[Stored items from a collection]

****

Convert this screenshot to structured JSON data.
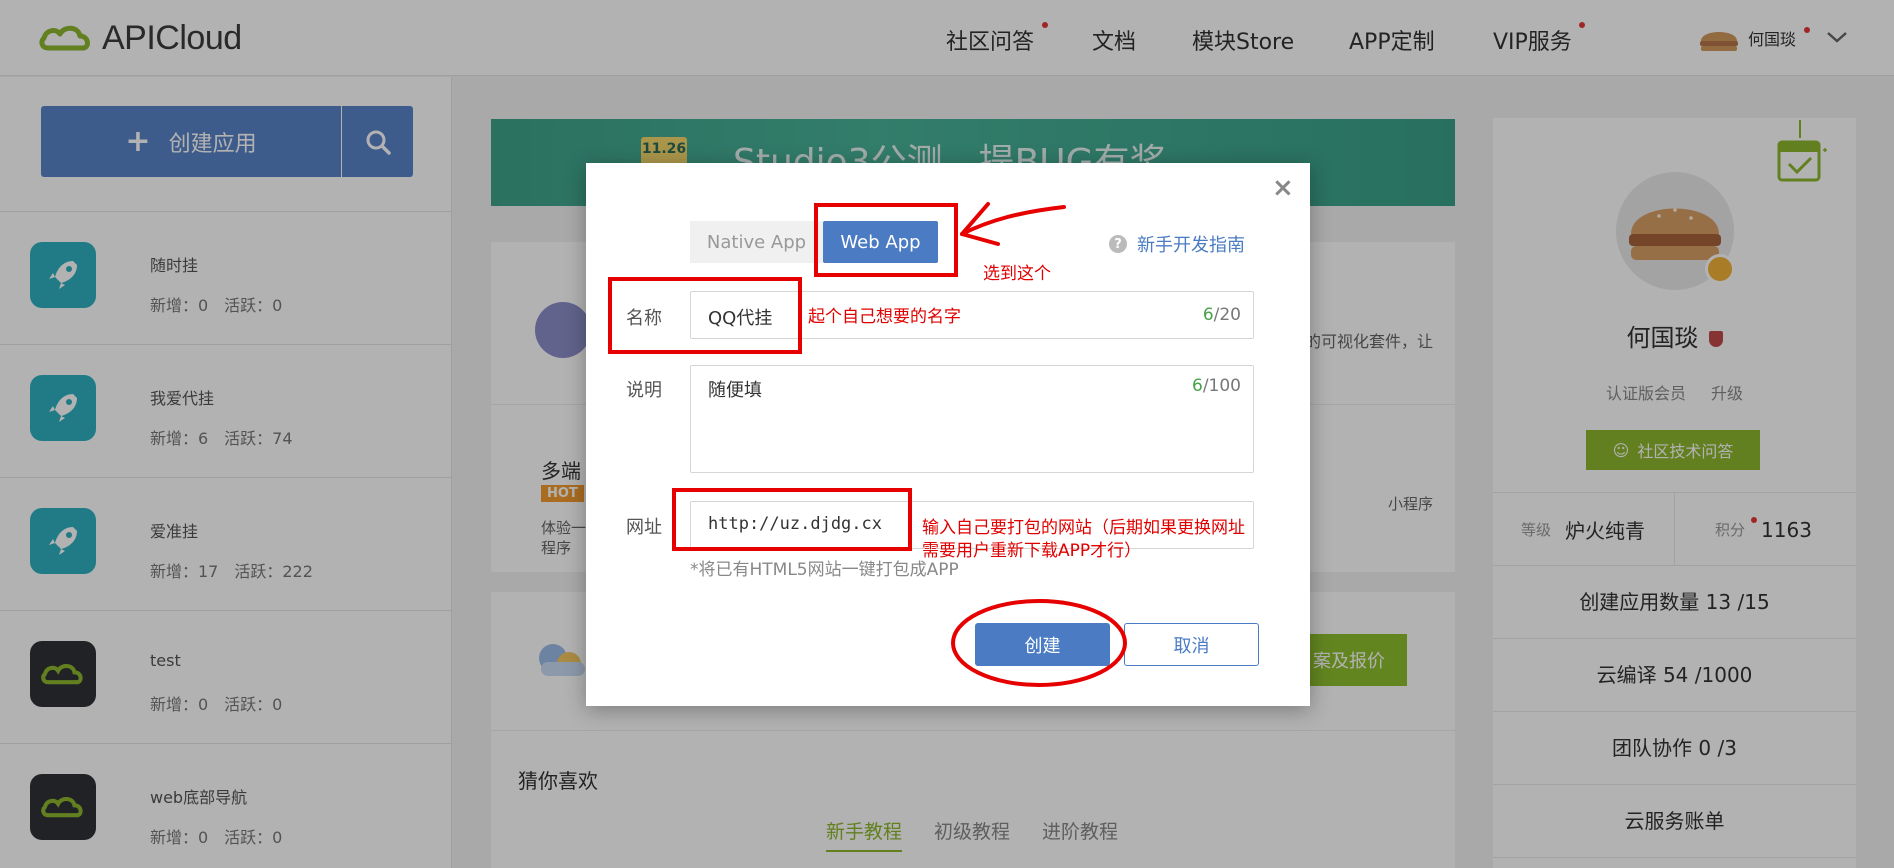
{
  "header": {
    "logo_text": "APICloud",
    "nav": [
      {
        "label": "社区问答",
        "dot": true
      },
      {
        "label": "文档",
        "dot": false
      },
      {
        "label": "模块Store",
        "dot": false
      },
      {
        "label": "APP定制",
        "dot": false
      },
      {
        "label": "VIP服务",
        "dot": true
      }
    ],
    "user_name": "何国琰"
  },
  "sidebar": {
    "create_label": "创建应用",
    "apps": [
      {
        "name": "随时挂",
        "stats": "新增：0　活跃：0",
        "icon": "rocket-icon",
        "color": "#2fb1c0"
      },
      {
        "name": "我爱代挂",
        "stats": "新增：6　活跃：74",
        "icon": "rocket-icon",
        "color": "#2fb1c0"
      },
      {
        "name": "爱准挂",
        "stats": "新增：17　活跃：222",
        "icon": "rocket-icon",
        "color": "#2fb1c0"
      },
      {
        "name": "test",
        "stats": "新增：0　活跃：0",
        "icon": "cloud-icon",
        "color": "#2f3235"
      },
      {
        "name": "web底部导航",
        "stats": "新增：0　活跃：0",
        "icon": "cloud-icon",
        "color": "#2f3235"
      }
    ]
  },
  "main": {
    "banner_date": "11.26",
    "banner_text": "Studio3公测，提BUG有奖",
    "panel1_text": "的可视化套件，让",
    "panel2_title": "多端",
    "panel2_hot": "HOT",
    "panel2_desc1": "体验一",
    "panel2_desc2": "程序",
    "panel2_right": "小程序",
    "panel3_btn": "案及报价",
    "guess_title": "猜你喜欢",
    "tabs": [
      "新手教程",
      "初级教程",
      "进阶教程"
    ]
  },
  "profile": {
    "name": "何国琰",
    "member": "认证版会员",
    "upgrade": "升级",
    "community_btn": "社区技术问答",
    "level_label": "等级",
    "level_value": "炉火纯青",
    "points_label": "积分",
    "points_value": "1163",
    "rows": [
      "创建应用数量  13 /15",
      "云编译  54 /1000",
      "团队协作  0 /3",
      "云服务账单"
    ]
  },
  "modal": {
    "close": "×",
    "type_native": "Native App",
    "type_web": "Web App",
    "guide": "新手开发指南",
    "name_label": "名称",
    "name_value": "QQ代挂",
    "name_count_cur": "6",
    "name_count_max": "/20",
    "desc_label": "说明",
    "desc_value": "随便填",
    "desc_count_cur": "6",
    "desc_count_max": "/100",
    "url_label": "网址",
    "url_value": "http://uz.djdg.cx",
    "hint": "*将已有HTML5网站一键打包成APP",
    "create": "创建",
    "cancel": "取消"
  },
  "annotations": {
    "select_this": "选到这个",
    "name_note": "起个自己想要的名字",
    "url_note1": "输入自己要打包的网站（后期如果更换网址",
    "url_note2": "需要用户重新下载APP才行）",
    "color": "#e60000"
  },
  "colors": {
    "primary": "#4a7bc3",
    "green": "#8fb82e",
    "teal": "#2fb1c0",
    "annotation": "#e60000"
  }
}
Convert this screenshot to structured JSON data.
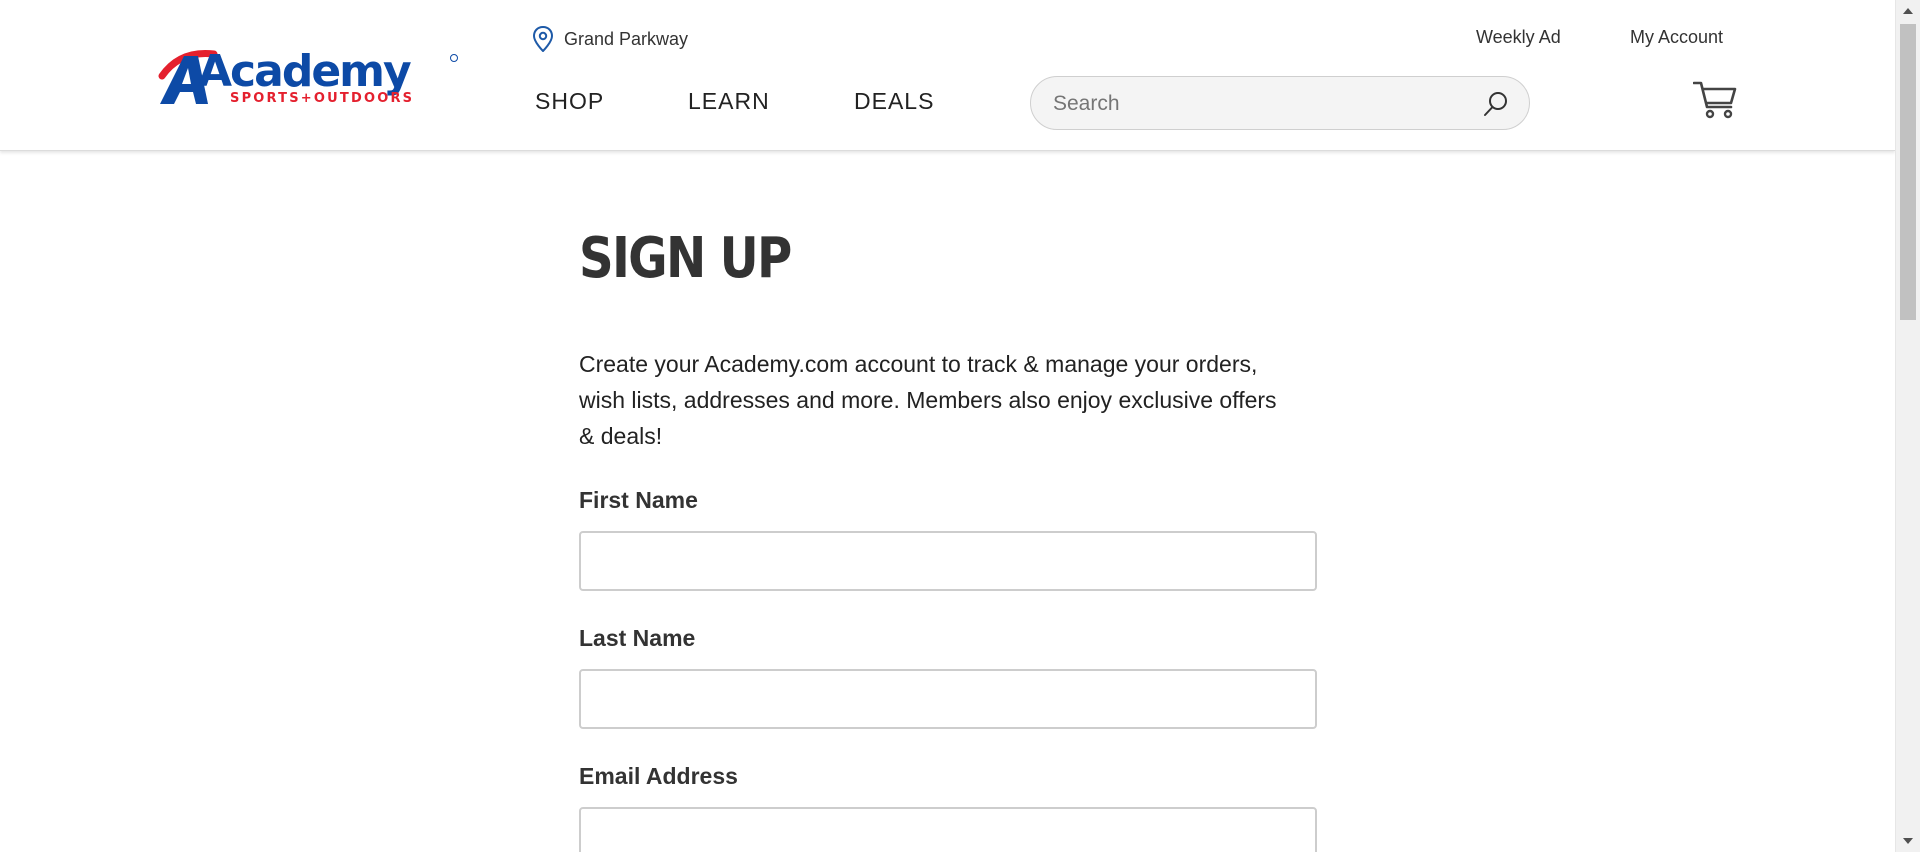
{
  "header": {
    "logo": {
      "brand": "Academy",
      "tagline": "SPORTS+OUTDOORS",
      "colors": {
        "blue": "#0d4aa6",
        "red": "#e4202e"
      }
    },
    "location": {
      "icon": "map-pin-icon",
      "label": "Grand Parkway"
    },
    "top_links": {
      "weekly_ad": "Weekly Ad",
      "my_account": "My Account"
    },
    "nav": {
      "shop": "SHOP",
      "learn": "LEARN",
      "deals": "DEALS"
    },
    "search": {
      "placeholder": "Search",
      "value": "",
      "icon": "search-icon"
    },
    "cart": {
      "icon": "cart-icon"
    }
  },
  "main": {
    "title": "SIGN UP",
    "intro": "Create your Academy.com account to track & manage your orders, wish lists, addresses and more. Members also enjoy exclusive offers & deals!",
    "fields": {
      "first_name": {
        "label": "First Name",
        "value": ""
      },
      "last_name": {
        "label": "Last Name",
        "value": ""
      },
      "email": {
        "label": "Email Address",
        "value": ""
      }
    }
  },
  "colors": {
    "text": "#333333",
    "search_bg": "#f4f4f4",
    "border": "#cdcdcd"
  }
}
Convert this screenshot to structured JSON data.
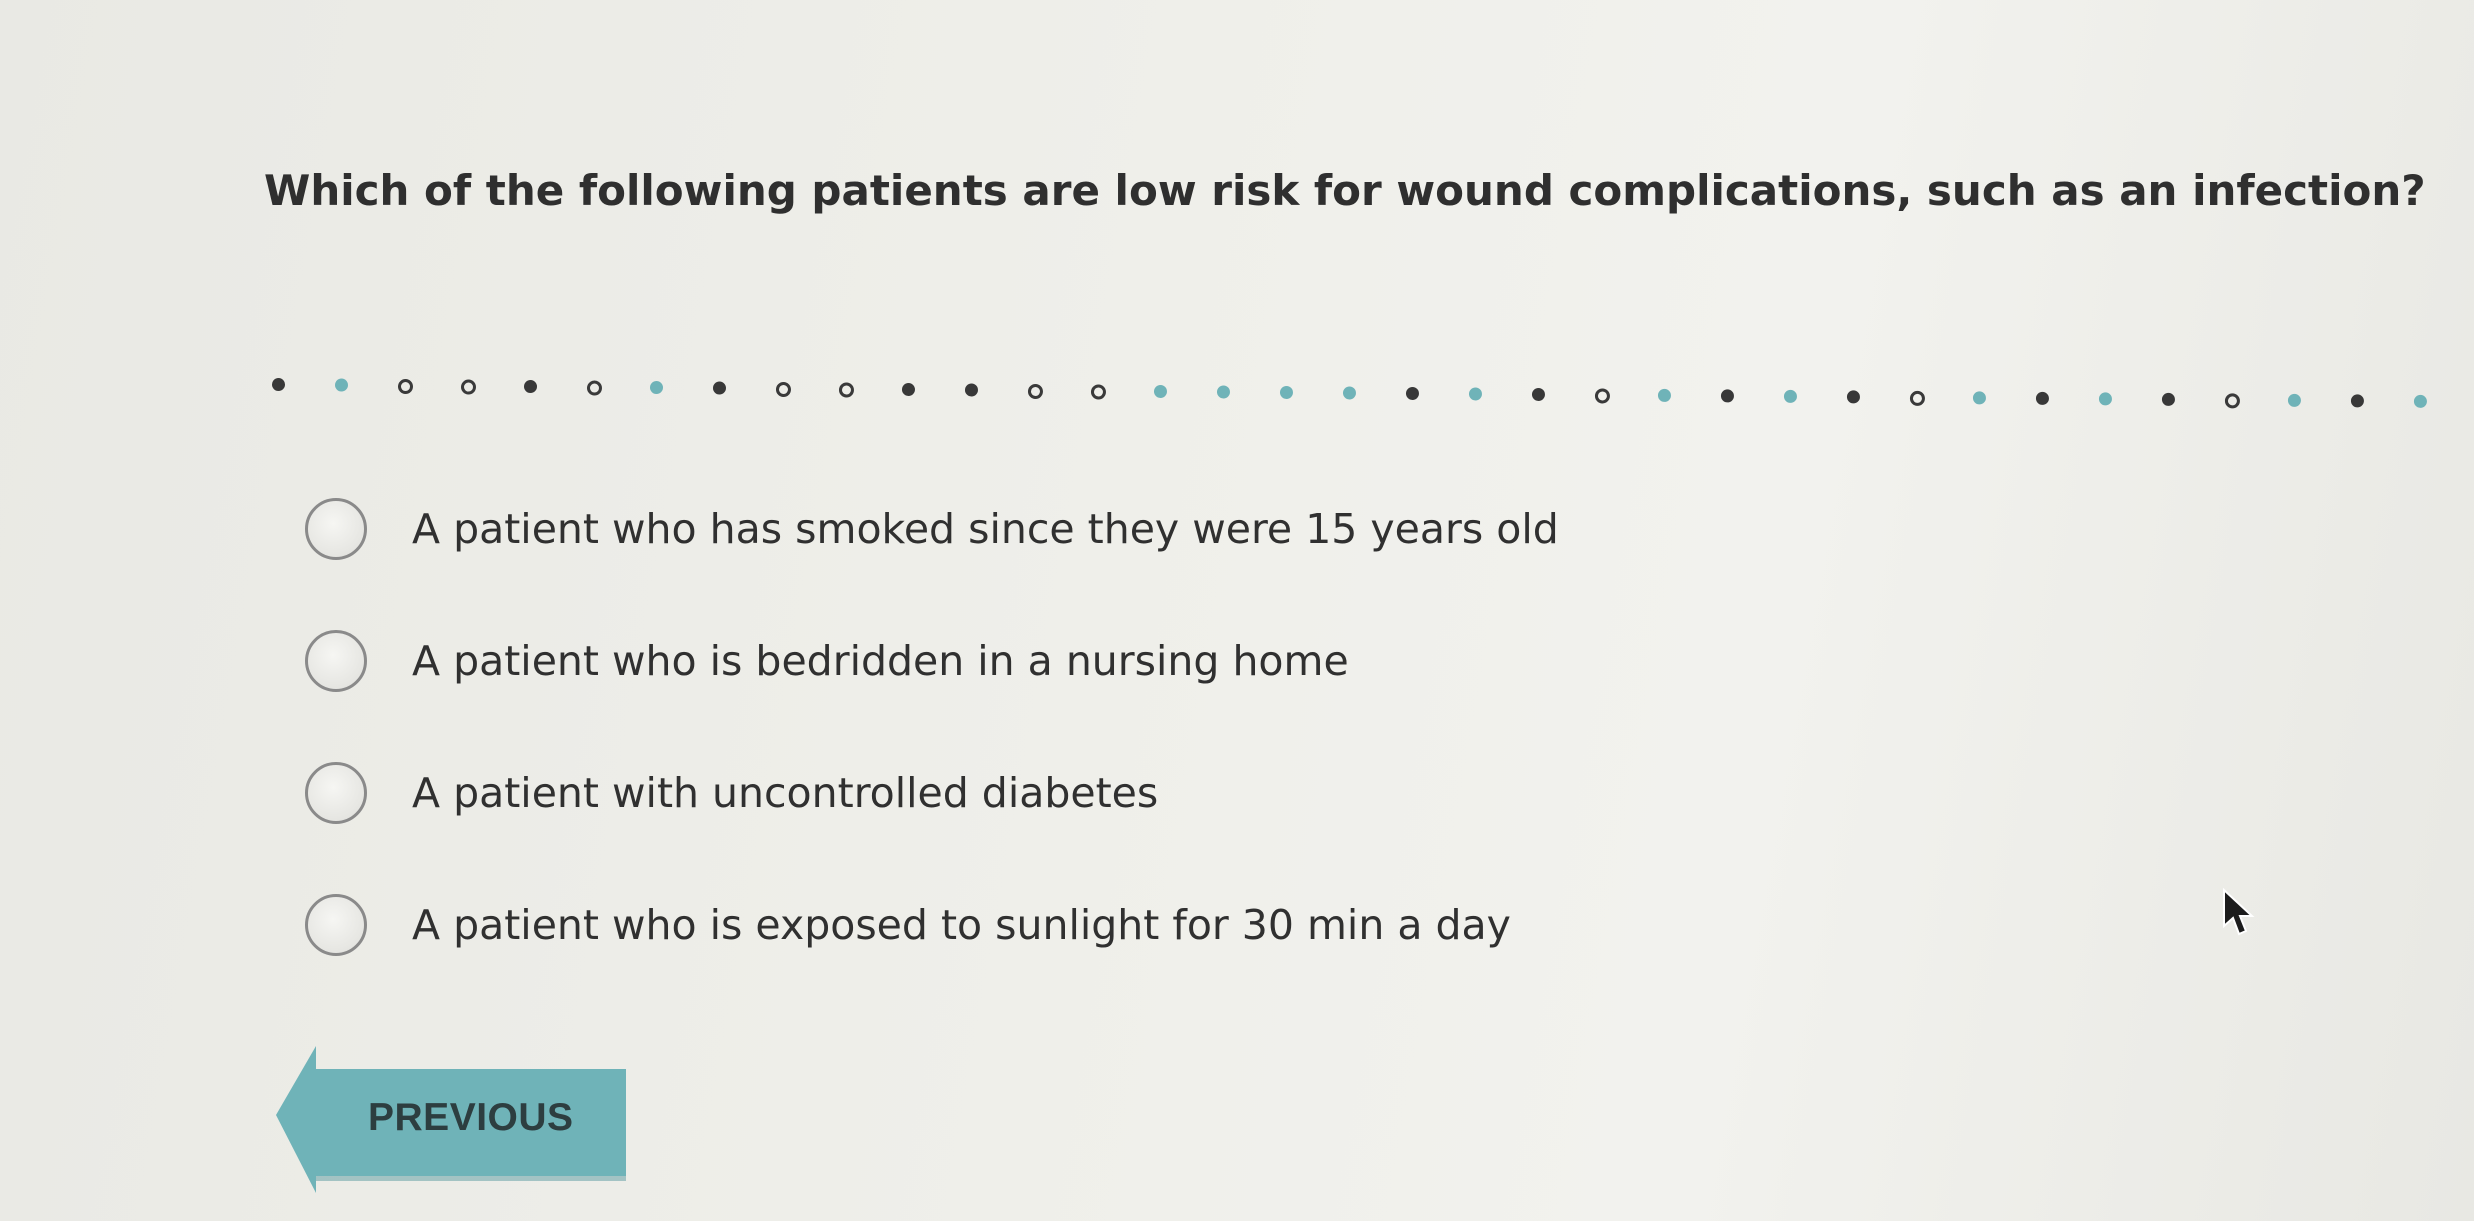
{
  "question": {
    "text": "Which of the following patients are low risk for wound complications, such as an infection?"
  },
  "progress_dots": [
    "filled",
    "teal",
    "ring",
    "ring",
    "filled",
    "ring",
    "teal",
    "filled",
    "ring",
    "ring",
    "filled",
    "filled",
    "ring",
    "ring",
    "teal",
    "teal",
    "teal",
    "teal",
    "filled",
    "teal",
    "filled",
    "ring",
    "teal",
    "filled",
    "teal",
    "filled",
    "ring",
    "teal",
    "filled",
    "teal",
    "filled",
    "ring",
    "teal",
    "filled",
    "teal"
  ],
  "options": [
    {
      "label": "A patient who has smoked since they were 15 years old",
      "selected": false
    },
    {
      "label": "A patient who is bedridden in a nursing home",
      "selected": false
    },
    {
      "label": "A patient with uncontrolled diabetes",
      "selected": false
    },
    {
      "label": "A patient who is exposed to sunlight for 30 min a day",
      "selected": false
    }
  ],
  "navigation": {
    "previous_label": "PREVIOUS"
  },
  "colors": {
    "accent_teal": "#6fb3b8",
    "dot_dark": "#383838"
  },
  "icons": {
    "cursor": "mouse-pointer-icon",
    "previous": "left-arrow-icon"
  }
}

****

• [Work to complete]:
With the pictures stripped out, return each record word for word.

• [Output of the task]:
Convert this screenshot to structured JSON data.
{
  "header": {
    "logo_text": "APICloud",
    "nav": [
      {
        "label": "社区问答",
        "dot": true
      },
      {
        "label": "文档",
        "dot": false
      },
      {
        "label": "模块Store",
        "dot": false
      },
      {
        "label": "APP定制",
        "dot": false
      },
      {
        "label": "VIP服务",
        "dot": true
      }
    ],
    "user_name": "何国琰"
  },
  "sidebar": {
    "create_label": "创建应用",
    "apps": [
      {
        "name": "随时挂",
        "stats": "新增：0　活跃：0",
        "icon": "rocket-icon",
        "color": "#2fb1c0"
      },
      {
        "name": "我爱代挂",
        "stats": "新增：6　活跃：74",
        "icon": "rocket-icon",
        "color": "#2fb1c0"
      },
      {
        "name": "爱准挂",
        "stats": "新增：17　活跃：222",
        "icon": "rocket-icon",
        "color": "#2fb1c0"
      },
      {
        "name": "test",
        "stats": "新增：0　活跃：0",
        "icon": "cloud-icon",
        "color": "#2f3235"
      },
      {
        "name": "web底部导航",
        "stats": "新增：0　活跃：0",
        "icon": "cloud-icon",
        "color": "#2f3235"
      }
    ]
  },
  "main": {
    "banner_date": "11.26",
    "banner_text": "Studio3公测，提BUG有奖",
    "panel1_text": "的可视化套件，让",
    "panel2_title": "多端",
    "panel2_hot": "HOT",
    "panel2_desc1": "体验一",
    "panel2_desc2": "程序",
    "panel2_right": "小程序",
    "panel3_btn": "案及报价",
    "guess_title": "猜你喜欢",
    "tabs": [
      "新手教程",
      "初级教程",
      "进阶教程"
    ]
  },
  "profile": {
    "name": "何国琰",
    "member": "认证版会员",
    "upgrade": "升级",
    "community_btn": "社区技术问答",
    "level_label": "等级",
    "level_value": "炉火纯青",
    "points_label": "积分",
    "points_value": "1163",
    "rows": [
      "创建应用数量  13 /15",
      "云编译  54 /1000",
      "团队协作  0 /3",
      "云服务账单"
    ]
  },
  "modal": {
    "close": "×",
    "type_native": "Native App",
    "type_web": "Web App",
    "guide": "新手开发指南",
    "name_label": "名称",
    "name_value": "QQ代挂",
    "name_count_cur": "6",
    "name_count_max": "/20",
    "desc_label": "说明",
    "desc_value": "随便填",
    "desc_count_cur": "6",
    "desc_count_max": "/100",
    "url_label": "网址",
    "url_value": "http://uz.djdg.cx",
    "hint": "*将已有HTML5网站一键打包成APP",
    "create": "创建",
    "cancel": "取消"
  },
  "annotations": {
    "select_this": "选到这个",
    "name_note": "起个自己想要的名字",
    "url_note1": "输入自己要打包的网站（后期如果更换网址",
    "url_note2": "需要用户重新下载APP才行）",
    "color": "#e60000"
  },
  "colors": {
    "primary": "#4a7bc3",
    "green": "#8fb82e",
    "teal": "#2fb1c0",
    "annotation": "#e60000"
  }
}
Convert this screenshot to structured JSON data.
{
  "header": {
    "logo": {
      "brand": "Academy",
      "tagline": "SPORTS+OUTDOORS",
      "colors": {
        "blue": "#0d4aa6",
        "red": "#e4202e"
      }
    },
    "location": {
      "icon": "map-pin-icon",
      "label": "Grand Parkway"
    },
    "top_links": {
      "weekly_ad": "Weekly Ad",
      "my_account": "My Account"
    },
    "nav": {
      "shop": "SHOP",
      "learn": "LEARN",
      "deals": "DEALS"
    },
    "search": {
      "placeholder": "Search",
      "value": "",
      "icon": "search-icon"
    },
    "cart": {
      "icon": "cart-icon"
    }
  },
  "main": {
    "title": "SIGN UP",
    "intro": "Create your Academy.com account to track & manage your orders, wish lists, addresses and more. Members also enjoy exclusive offers & deals!",
    "fields": {
      "first_name": {
        "label": "First Name",
        "value": ""
      },
      "last_name": {
        "label": "Last Name",
        "value": ""
      },
      "email": {
        "label": "Email Address",
        "value": ""
      }
    }
  },
  "colors": {
    "text": "#333333",
    "search_bg": "#f4f4f4",
    "border": "#cdcdcd"
  }
}
Convert this screenshot to structured JSON data.
{
  "question": {
    "text": "Which of the following patients are low risk for wound complications, such as an infection?"
  },
  "progress_dots": [
    "filled",
    "teal",
    "ring",
    "ring",
    "filled",
    "ring",
    "teal",
    "filled",
    "ring",
    "ring",
    "filled",
    "filled",
    "ring",
    "ring",
    "teal",
    "teal",
    "teal",
    "teal",
    "filled",
    "teal",
    "filled",
    "ring",
    "teal",
    "filled",
    "teal",
    "filled",
    "ring",
    "teal",
    "filled",
    "teal",
    "filled",
    "ring",
    "teal",
    "filled",
    "teal"
  ],
  "options": [
    {
      "label": "A patient who has smoked since they were 15 years old",
      "selected": false
    },
    {
      "label": "A patient who is bedridden in a nursing home",
      "selected": false
    },
    {
      "label": "A patient with uncontrolled diabetes",
      "selected": false
    },
    {
      "label": "A patient who is exposed to sunlight for 30 min a day",
      "selected": false
    }
  ],
  "navigation": {
    "previous_label": "PREVIOUS"
  },
  "colors": {
    "accent_teal": "#6fb3b8",
    "dot_dark": "#383838"
  },
  "icons": {
    "cursor": "mouse-pointer-icon",
    "previous": "left-arrow-icon"
  }
}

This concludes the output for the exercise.